[Problem] In the data that follows, every line containing the word "true" should be returned.

===============

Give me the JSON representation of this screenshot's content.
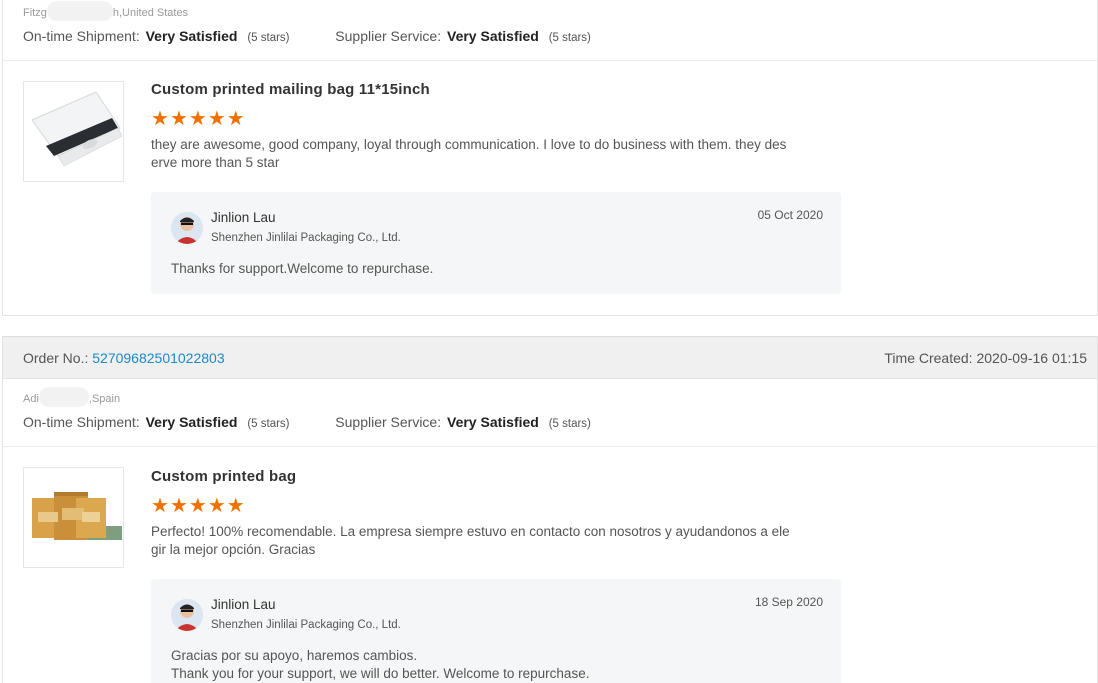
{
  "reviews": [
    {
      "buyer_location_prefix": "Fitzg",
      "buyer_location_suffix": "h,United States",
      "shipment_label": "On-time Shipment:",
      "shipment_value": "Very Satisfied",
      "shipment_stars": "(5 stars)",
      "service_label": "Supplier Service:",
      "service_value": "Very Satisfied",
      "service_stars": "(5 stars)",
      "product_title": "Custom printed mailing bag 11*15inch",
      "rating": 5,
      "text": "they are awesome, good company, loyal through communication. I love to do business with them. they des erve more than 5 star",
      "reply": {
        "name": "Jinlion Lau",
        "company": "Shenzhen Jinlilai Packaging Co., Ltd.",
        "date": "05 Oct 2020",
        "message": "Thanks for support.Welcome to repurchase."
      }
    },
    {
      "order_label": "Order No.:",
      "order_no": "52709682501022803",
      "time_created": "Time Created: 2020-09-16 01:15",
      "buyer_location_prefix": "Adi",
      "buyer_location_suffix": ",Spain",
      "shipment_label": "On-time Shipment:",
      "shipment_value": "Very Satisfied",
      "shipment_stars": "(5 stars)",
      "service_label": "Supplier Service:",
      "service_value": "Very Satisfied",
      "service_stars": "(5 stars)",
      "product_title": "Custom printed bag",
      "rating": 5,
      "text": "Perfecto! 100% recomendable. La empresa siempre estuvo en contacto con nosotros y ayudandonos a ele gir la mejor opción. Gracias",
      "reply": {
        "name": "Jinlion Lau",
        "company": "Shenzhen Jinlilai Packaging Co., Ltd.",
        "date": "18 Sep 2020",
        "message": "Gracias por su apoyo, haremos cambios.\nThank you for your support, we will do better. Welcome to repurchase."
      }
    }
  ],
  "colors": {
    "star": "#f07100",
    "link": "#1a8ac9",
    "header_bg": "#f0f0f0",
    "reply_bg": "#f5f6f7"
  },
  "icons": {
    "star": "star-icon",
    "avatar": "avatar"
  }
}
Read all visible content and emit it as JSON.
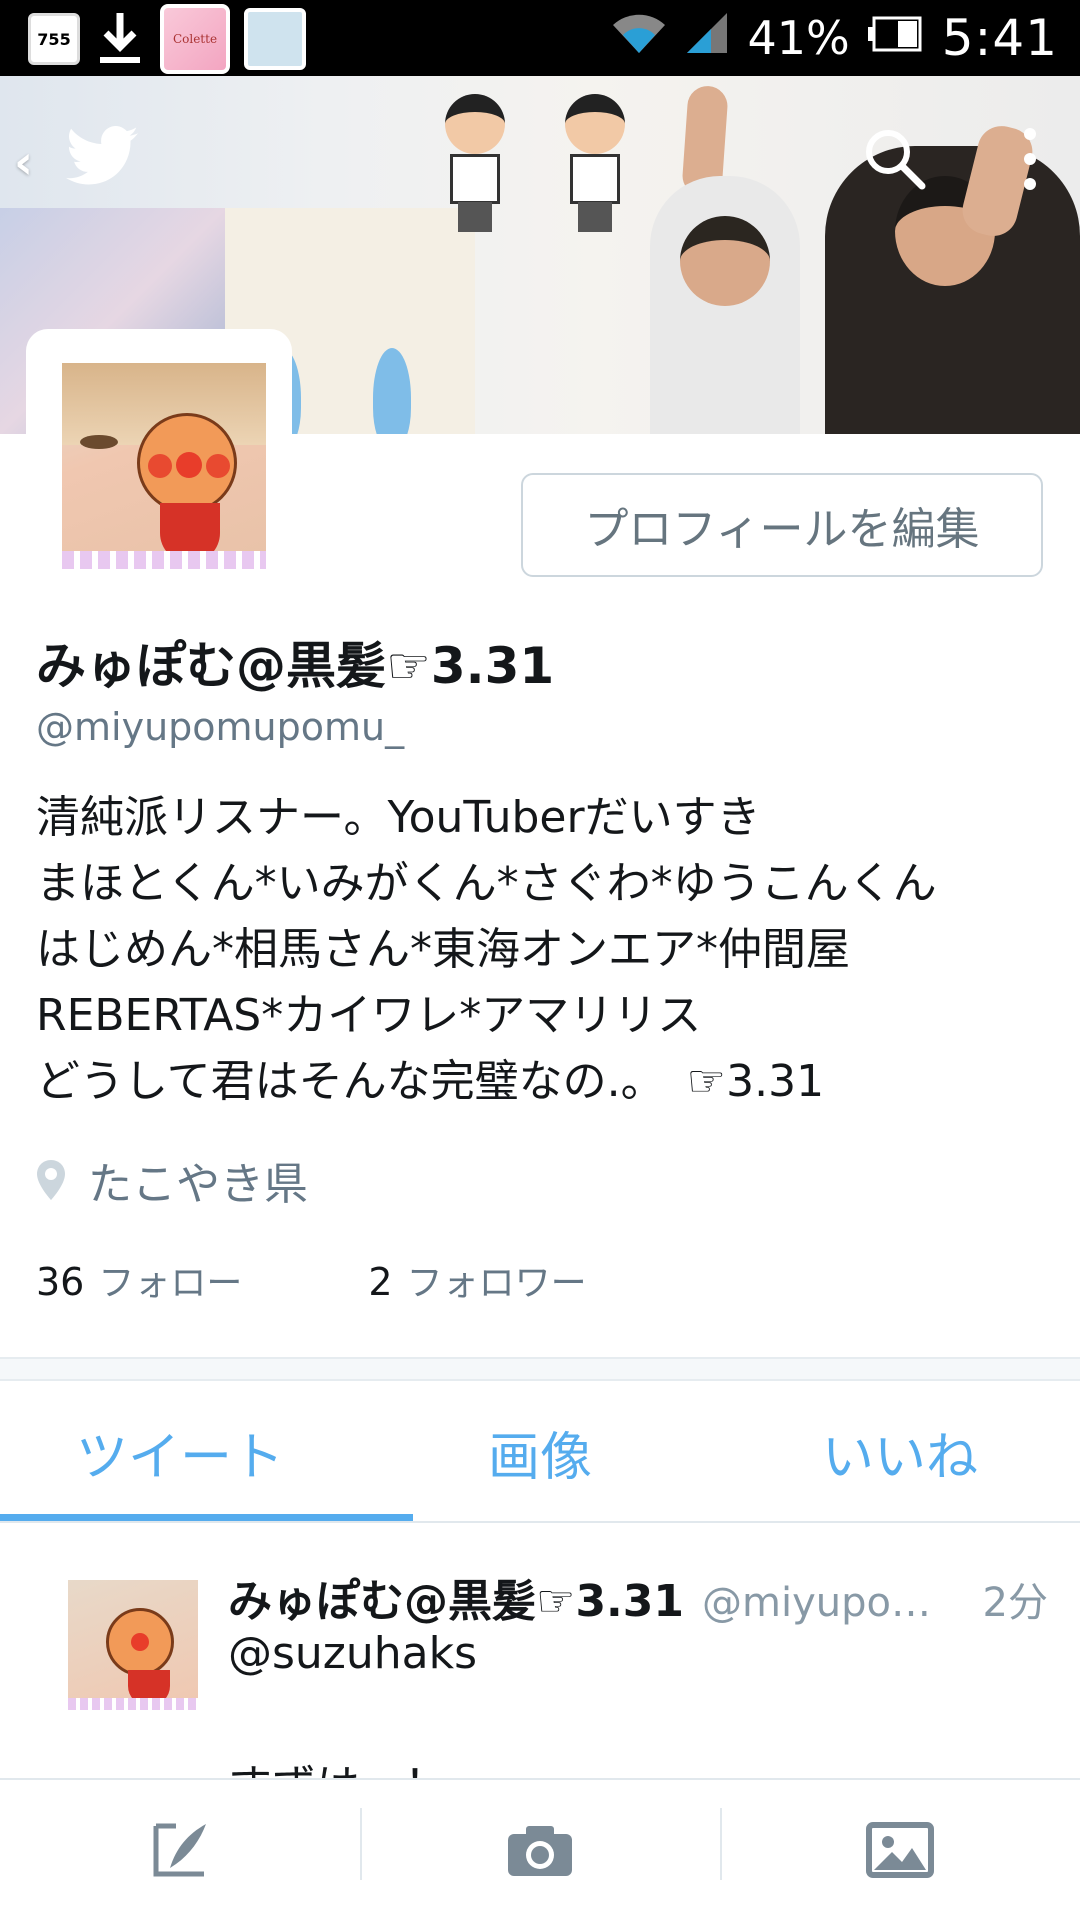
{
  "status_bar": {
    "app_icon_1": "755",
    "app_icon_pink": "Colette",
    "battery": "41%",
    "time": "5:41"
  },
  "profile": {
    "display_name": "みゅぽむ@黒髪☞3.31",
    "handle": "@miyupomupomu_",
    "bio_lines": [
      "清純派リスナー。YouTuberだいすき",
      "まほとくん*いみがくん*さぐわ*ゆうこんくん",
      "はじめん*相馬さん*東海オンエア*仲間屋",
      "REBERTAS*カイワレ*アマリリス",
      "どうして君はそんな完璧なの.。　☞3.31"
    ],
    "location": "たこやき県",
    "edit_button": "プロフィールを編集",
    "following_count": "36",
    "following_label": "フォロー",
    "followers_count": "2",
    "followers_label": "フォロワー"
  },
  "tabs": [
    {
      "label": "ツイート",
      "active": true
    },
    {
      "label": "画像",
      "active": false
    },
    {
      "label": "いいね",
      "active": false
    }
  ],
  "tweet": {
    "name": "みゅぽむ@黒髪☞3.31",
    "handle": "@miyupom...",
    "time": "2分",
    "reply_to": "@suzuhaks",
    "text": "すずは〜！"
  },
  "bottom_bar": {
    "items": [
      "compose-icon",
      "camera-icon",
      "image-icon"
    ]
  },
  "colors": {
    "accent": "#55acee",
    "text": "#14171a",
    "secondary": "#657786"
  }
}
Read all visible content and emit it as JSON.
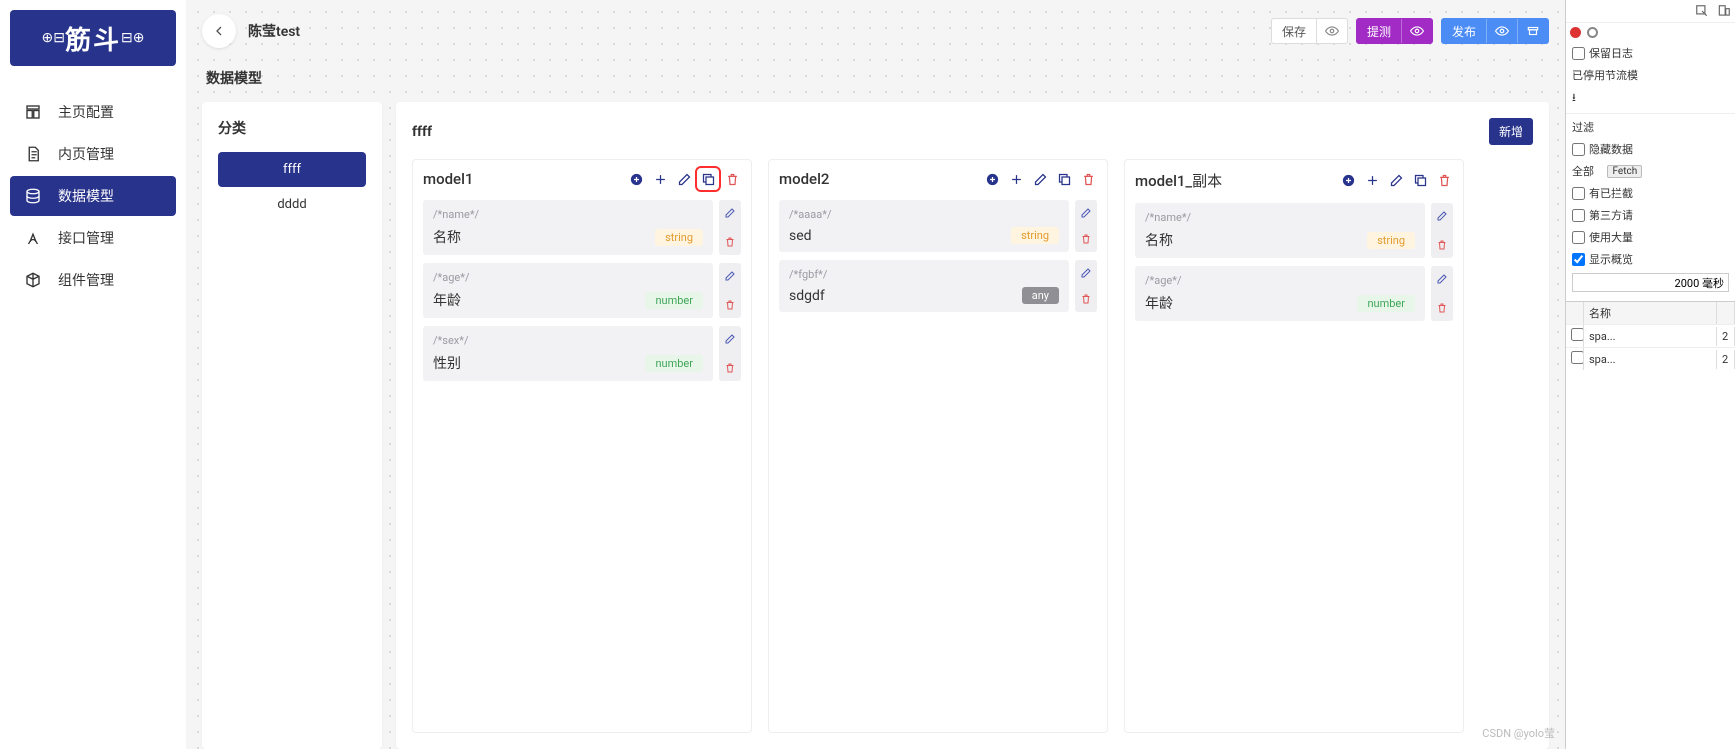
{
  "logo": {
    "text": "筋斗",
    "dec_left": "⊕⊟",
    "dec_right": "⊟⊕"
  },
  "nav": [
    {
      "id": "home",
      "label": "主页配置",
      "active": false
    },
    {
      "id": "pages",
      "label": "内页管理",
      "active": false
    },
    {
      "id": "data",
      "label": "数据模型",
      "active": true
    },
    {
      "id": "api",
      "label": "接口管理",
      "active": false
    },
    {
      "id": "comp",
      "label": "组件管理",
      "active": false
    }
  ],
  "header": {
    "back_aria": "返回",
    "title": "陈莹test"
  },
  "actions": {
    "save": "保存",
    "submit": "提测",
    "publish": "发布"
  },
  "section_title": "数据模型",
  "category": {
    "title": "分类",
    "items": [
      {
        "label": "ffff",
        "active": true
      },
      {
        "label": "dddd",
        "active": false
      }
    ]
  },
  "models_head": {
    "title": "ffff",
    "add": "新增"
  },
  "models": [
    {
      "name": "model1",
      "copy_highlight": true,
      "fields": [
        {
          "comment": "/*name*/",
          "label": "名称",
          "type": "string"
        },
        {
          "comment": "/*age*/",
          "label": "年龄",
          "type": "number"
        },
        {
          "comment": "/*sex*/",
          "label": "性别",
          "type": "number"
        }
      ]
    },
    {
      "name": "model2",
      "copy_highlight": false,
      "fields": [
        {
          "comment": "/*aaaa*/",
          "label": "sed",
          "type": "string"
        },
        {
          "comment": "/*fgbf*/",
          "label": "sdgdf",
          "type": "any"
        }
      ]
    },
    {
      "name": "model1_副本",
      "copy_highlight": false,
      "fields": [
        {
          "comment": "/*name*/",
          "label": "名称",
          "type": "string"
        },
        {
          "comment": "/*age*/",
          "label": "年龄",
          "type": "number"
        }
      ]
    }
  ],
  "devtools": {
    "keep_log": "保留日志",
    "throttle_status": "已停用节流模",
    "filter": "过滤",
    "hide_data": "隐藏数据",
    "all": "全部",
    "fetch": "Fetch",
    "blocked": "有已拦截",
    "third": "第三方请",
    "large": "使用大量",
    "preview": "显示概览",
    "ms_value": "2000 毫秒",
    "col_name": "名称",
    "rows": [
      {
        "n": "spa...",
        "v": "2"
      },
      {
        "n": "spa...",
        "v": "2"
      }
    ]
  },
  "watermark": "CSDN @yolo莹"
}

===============

[Written solution]
      "active": true
      "active": true
        "active": true
      "copy_highlight": true,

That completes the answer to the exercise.